Afghanistan’s presidential palace in Kabul was attacked by missiles on Tuesday while President Ashraf Ghani participated in prayers for the Muslim holiday of Eid-al-Adha.
The assault came when the rising Taliban tightened their grip on the country with the United States preparing to close its military mission in Afghanistan by the end of next month.
The Islamist group has already captured areas of territory and taken control of major border posts, depriving Kabul of a crucial source of revenue and leaving it almost solely dependent on foreign aid.
The Taliban flag was raised last week alongside that of Pakistan at the Spin Boldak border crossing in Kandahar province, one of seven international border crossings that Islamist insurgents say they have taken since June.
The loss of Spin Boldak and Torghundi, a border crossing with Turkmenistan in the northeastern province of Herat in Afghanistan, is a severe setback for the besieged Ghanaian government as it struggles to get the Taliban back into negotiations. of peace blocked.
“This is a very comprehensive strategy that we have never seen before by the Taliban to besiege cities, cut off roads and close crossing points of international borders,” said Ahmed Rashid, author of books on Afghanistan. Pakistan and the Taliban. “What keeps the Taliban united now is the prospect of capturing Kabul, not the prospect of having a peace agreement with Kabul.”
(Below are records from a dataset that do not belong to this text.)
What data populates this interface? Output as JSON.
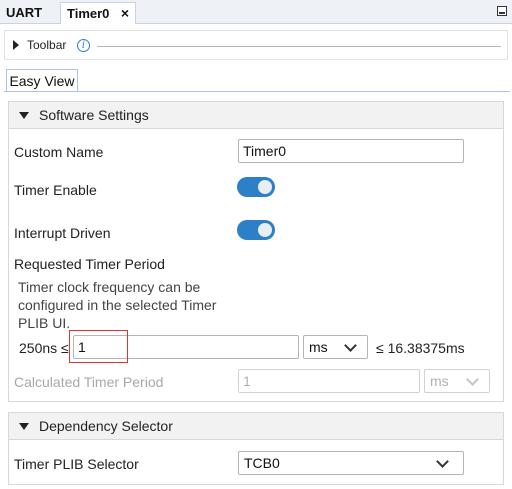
{
  "tabs": [
    {
      "label": "UART",
      "active": false
    },
    {
      "label": "Timer0",
      "active": true,
      "close": "×"
    }
  ],
  "toolbar": {
    "label": "Toolbar",
    "info_icon": "info-icon"
  },
  "view_tab": {
    "label": "Easy View"
  },
  "software_settings": {
    "title": "Software Settings",
    "custom_name_label": "Custom Name",
    "custom_name_value": "Timer0",
    "timer_enable_label": "Timer Enable",
    "timer_enable_on": true,
    "interrupt_driven_label": "Interrupt Driven",
    "interrupt_driven_on": true,
    "requested_period_label": "Requested Timer Period",
    "note_text": "Timer clock frequency can be configured in the selected Timer PLIB UI.",
    "min_label": "250ns ≤",
    "period_value": "1",
    "unit_value": "ms",
    "max_label": "≤ 16.38375ms",
    "calculated_label": "Calculated Timer Period",
    "calculated_value": "1",
    "calculated_unit": "ms"
  },
  "dependency_selector": {
    "title": "Dependency Selector",
    "plib_label": "Timer PLIB Selector",
    "plib_value": "TCB0"
  },
  "colors": {
    "accent": "#2d7fc6",
    "highlight": "#e03232"
  }
}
Despite a concerted push by the United States and its allies, talks in Doha between Kabul and the Taliban over the weekend ended without a ceasefire agreement, highlighting the Taliban’s indifference to a political agreement while winning. slanciu.
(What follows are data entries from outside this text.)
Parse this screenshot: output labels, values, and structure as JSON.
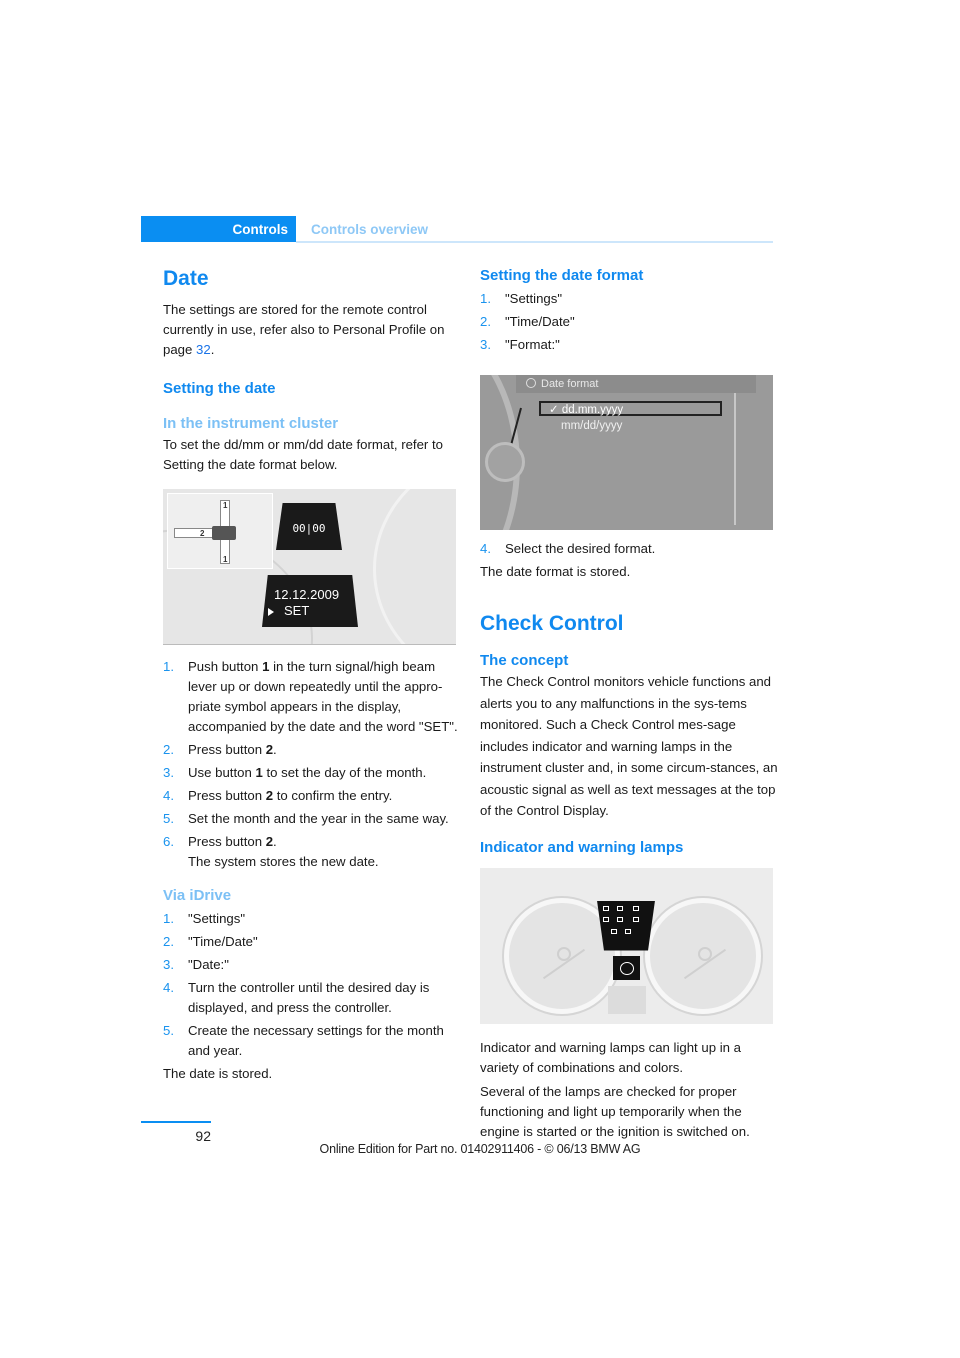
{
  "header": {
    "section_tab": "Controls",
    "subsection": "Controls overview"
  },
  "left": {
    "date_heading": "Date",
    "date_intro_prefix": "The settings are stored for the remote control currently in use, refer also to Personal Profile on page ",
    "date_intro_link": "32",
    "date_intro_suffix": ".",
    "setting_date_heading": "Setting the date",
    "cluster_heading": "In the instrument cluster",
    "cluster_intro": "To set the dd/mm or mm/dd date format, refer to Setting the date format below.",
    "figure1": {
      "display_symbol": "00|00",
      "display_date": "12.12.2009",
      "display_word": "SET",
      "lever_label_1": "1",
      "lever_label_2": "2"
    },
    "cluster_steps": [
      {
        "num": "1.",
        "pre": "Push button ",
        "bold": "1",
        "post": " in the turn signal/high beam lever up or down repeatedly until the appro-priate symbol appears in the display, accompanied by the date and the word \"SET\"."
      },
      {
        "num": "2.",
        "pre": "Press button ",
        "bold": "2",
        "post": "."
      },
      {
        "num": "3.",
        "pre": "Use button ",
        "bold": "1",
        "post": " to set the day of the month."
      },
      {
        "num": "4.",
        "pre": "Press button ",
        "bold": "2",
        "post": " to confirm the entry."
      },
      {
        "num": "5.",
        "pre": "Set the month and the year in the same way.",
        "bold": "",
        "post": ""
      },
      {
        "num": "6.",
        "pre": "Press button ",
        "bold": "2",
        "post": ".",
        "extra": "The system stores the new date."
      }
    ],
    "idrive_heading": "Via iDrive",
    "idrive_steps": [
      {
        "num": "1.",
        "text": "\"Settings\""
      },
      {
        "num": "2.",
        "text": "\"Time/Date\""
      },
      {
        "num": "3.",
        "text": "\"Date:\""
      },
      {
        "num": "4.",
        "text": "Turn the controller until the desired day is displayed, and press the controller."
      },
      {
        "num": "5.",
        "text": "Create the necessary settings for the month and year."
      }
    ],
    "idrive_result": "The date is stored."
  },
  "right": {
    "format_heading": "Setting the date format",
    "format_steps": [
      {
        "num": "1.",
        "text": "\"Settings\""
      },
      {
        "num": "2.",
        "text": "\"Time/Date\""
      },
      {
        "num": "3.",
        "text": "\"Format:\""
      }
    ],
    "figure2": {
      "title": "Date format",
      "options": [
        {
          "label": "dd.mm.yyyy",
          "selected": true,
          "check": "✓"
        },
        {
          "label": "mm/dd/yyyy",
          "selected": false
        }
      ]
    },
    "format_step4": {
      "num": "4.",
      "text": "Select the desired format."
    },
    "format_result": "The date format is stored.",
    "check_heading": "Check Control",
    "concept_heading": "The concept",
    "concept_text": "The Check Control monitors vehicle functions and alerts you to any malfunctions in the sys-tems monitored. Such a Check Control mes-sage includes indicator and warning lamps in the instrument cluster and, in some circum-stances, an acoustic signal as well as text messages at the top of the Control Display.",
    "lamps_heading": "Indicator and warning lamps",
    "lamps_text1": "Indicator and warning lamps can light up in a variety of combinations and colors.",
    "lamps_text2": "Several of the lamps are checked for proper functioning and light up temporarily when the engine is started or the ignition is switched on."
  },
  "footer": {
    "page_number": "92",
    "edition": "Online Edition for Part no. 01402911406 - © 06/13 BMW AG"
  },
  "colors": {
    "accent": "#0a8ef2",
    "heading": "#1089ef",
    "subheading_light": "#7cc0f5",
    "header_sub": "#8ec8f6"
  }
}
The escalation of violence has sparked an exodus of people fleeing rural areas under Taliban control where repressive rules have been put in place. The insurgents have also disrupted vital infrastructure in the cities at a time when the country is facing a food crisis when it settles down from its second drought in four years.
Asfandyar Mir, a South Asian analyst at Stanford University, said the Taliban “are looking for the government to become unviable and get a hot return.”
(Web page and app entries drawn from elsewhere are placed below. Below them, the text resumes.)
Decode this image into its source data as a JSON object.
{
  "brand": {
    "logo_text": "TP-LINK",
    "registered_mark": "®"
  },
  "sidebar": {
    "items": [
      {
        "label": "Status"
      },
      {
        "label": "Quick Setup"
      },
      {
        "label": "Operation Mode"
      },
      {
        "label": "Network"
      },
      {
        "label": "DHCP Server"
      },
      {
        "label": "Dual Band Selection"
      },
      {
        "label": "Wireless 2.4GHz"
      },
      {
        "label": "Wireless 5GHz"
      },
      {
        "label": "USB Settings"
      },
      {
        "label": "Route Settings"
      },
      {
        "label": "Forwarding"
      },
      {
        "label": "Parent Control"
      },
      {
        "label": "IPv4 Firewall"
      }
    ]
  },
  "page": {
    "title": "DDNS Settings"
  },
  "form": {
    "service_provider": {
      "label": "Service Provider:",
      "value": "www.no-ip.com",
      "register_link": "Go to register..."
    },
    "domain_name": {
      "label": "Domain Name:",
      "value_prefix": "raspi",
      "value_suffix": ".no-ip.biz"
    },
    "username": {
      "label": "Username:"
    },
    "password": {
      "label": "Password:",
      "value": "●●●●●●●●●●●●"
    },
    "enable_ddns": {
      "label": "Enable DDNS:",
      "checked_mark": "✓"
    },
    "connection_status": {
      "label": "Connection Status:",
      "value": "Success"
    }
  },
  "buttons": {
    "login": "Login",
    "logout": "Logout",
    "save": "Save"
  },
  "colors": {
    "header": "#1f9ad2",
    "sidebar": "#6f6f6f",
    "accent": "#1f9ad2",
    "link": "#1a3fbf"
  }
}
“Some political leaders do not see a way to reverse or even prevent the military slide towards the Taliban. They are ready to bend the knee,” he said.
Ghani and his vice president Amrullah Saleh have publicly lashed out at Pakistan, which would have given the Taliban leadership. sanctuary within its borders and is desperate to secure its strategic interests in the region as protection against rival Irca.
At a regional conference in Uzbekistan last week, Ghani said Islamabad had sent “10,000 jihadi fighters” across the border last month. Located just meters from Pakistani Prime Minister Imran Khan, the Afghan president said Islamabad had failed to get the Taliban to take peace talks “seriously”. Khan said Ghani’s statements were “extremely unfair”, adding: “Peace in Afghanistan is our first priority.”
Ghani withdrew Afghan envoy to Pakistan after the ambassador’s daughter was abducted for a short time and “severely tortured” over the weekend.
Pakistani officials say Afghanistan is trying to deflect blame for its security failures. A senior government official said: “The Taliban is advancing with the offensive after the offensive because of the sudden departure of American troops from Afghanistan. This has nothing to do with Pakistan.”
The question is whether Afghan security forces have the strength and international support to retake lost districts and cross them in the absence of U.S. forces.
David Mansfield, an Afghanistan analyst who consults for the Overseas Development Institute, a London-based think-tank, said picking up border passengers “is a way to not go after cities and hold the ransom of Kabul. Why do you lose soldiers taking cities when you can create this financial crisis? “
The acquisition of the borders will also force neighboring countries, including Iran and Turkmenistan, to engage with the Taliban, analysts say, giving them more legitimacy as they test their ability to govern.
Strategy is a gamble. By introducing trade, the Taliban could anger its own followers who rely on the flow of goods between countries to earn a living.
“It’s a question of who flashes first,” Mansfield said. “It’s risky, but the border points are critical.” That’s another way to strangle cities. ”